Your premise is that I somehow support the "status quo". I do not, but neither do I believe in the universal benvolence and policy-neutral efficiency of the central government. Those in government who will administer the public option or, if you eventually get your way, a single payer system, will automatically have a vested interest in how it's done just as much as insurance bureaucrats have in maintaining their company's share within the current system. To your second series of statements, here goes: how else can we pay for universal health care without an expanding economy that creates enough jobs to produce enough tax revenues that pays for a public option, single payer or any other program? We can, as we have been, borrowing from those democracy-loving, human rights advocates in Beijing until we run up even more trillions of dollars in debt. We can also print more money or even devalue the currency, but how will either of those options benefit the "least of these" your policies claim to champion? Do you honestly believe, in the most extreme example, that if the price of universal health care coverage is to effectively surrender ourselves to the Chinese, that it is worth paying?
If we, on the other hand, made insurance portable across state lines, provided sufficient tax breaks to the poor, lower and middle income people (which does not mean the usual GOP garbage of trickle-down or Bush's word slaughter of "compassionate conservatism") so that they could afford private coverage of their own choosing, in combination with significant tax incentives for businesses that provide adequate coverage--primary as well as hospitalization care plus a prescription policy--more people would naturally be able to obtain insurance. When the President yesterday indcated that a "group of experts" would make suggestions about how best to administer care--if I remember his words correctly and mea culpa if not--I grew concerned that yet another series of officials would inevitably start more than suggesting, especially when government money becomes involved. I am not saying such a slippery slops is inevitable, but it is more than likely and almost certainly lead to a warping of the goals your side wishes to advance. Now again, I ask you to make a cogent argument about the efficacy and superiority of the Federal Government in administering health care reform. I do appreciate, in any case, your respect for my view, even if you as well as I become heated on occassion.
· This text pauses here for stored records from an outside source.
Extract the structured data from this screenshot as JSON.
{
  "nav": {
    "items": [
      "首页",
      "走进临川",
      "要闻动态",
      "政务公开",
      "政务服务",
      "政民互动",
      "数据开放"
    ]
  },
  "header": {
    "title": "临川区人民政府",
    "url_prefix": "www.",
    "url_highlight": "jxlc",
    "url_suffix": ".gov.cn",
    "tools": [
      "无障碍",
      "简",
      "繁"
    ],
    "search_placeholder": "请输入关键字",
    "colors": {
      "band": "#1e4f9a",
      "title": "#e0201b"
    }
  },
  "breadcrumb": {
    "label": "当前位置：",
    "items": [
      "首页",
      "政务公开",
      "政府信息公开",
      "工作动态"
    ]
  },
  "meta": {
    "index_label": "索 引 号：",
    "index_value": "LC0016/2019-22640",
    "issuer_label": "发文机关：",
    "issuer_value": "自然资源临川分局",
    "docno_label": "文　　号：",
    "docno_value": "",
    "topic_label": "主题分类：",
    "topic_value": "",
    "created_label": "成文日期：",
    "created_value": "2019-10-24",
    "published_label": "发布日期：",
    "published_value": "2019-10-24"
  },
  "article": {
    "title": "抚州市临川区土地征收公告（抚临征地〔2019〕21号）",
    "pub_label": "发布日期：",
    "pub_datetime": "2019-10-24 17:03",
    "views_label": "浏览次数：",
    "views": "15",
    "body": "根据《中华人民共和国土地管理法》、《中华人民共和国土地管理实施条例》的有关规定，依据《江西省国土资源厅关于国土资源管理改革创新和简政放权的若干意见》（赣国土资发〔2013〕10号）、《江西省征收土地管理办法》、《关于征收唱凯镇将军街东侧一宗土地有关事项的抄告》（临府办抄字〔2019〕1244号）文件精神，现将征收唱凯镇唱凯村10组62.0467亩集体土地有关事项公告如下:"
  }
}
Steve Steffens said...

Let's start with Medicare, if we can keep the gubmint's filthy hands out of it! :-)

While doctors will initially scream with a single-payer system, what it does is give the Americare system (as I would call it) leverage to negotiate with providers, hospitals and pharmaceutical companies to set the best possible price for all parties.

I also think that doctors could unionize under such a system to aid their cause for negotiation.
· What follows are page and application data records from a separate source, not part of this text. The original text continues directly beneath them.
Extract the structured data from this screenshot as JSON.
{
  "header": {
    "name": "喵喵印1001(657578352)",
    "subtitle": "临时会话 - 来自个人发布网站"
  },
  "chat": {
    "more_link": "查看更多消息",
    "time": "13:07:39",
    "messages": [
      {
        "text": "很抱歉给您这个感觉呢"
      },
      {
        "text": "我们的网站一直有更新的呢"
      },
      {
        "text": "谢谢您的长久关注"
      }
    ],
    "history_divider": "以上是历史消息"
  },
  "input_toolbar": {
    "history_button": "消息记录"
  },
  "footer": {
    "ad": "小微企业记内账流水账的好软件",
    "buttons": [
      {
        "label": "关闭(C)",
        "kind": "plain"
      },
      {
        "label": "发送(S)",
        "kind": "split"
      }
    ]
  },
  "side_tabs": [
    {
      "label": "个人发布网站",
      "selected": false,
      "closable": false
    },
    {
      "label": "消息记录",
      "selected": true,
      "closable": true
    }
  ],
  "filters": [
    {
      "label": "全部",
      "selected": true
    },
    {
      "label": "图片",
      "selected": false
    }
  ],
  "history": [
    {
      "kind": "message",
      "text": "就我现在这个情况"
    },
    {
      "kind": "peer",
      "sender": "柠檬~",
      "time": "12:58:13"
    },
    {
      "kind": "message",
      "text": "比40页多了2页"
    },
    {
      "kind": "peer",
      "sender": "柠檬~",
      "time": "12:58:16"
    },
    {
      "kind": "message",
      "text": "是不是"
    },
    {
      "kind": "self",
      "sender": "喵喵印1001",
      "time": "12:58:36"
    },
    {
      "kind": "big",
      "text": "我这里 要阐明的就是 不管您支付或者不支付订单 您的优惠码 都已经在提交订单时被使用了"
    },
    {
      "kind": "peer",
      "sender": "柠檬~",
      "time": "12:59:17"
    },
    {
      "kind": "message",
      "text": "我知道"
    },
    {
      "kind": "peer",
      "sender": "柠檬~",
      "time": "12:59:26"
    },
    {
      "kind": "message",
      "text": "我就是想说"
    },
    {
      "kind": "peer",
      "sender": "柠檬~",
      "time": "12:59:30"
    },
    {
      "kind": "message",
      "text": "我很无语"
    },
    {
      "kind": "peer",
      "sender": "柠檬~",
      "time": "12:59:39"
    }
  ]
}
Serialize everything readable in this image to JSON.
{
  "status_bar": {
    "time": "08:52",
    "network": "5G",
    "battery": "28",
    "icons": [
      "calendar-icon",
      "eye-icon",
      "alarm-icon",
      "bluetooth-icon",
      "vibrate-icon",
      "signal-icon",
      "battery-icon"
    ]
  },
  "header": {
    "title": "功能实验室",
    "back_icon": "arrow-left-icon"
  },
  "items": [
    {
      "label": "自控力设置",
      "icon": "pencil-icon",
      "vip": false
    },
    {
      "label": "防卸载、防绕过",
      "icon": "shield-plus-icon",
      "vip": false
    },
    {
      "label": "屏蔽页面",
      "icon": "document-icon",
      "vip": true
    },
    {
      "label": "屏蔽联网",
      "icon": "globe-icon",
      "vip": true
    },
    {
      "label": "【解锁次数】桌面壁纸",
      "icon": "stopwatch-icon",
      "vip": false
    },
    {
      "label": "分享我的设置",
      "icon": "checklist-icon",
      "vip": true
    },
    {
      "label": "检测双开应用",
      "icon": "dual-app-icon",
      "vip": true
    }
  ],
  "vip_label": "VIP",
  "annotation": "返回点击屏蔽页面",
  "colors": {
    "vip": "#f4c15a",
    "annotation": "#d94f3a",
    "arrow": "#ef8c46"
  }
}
This would also remove the insurance companies, who spend more money attempting to deny claims to users than they would spend if they just paid the claims up front.

Will there be fraud? probably, just on sheer volume, but no more or less than what you have now.

In short, the healthcare system problems will not be solved by attacking the users, but by providing the most streamlined and efficient system possible.

Social Security works. Medicare works. it's as simple as that.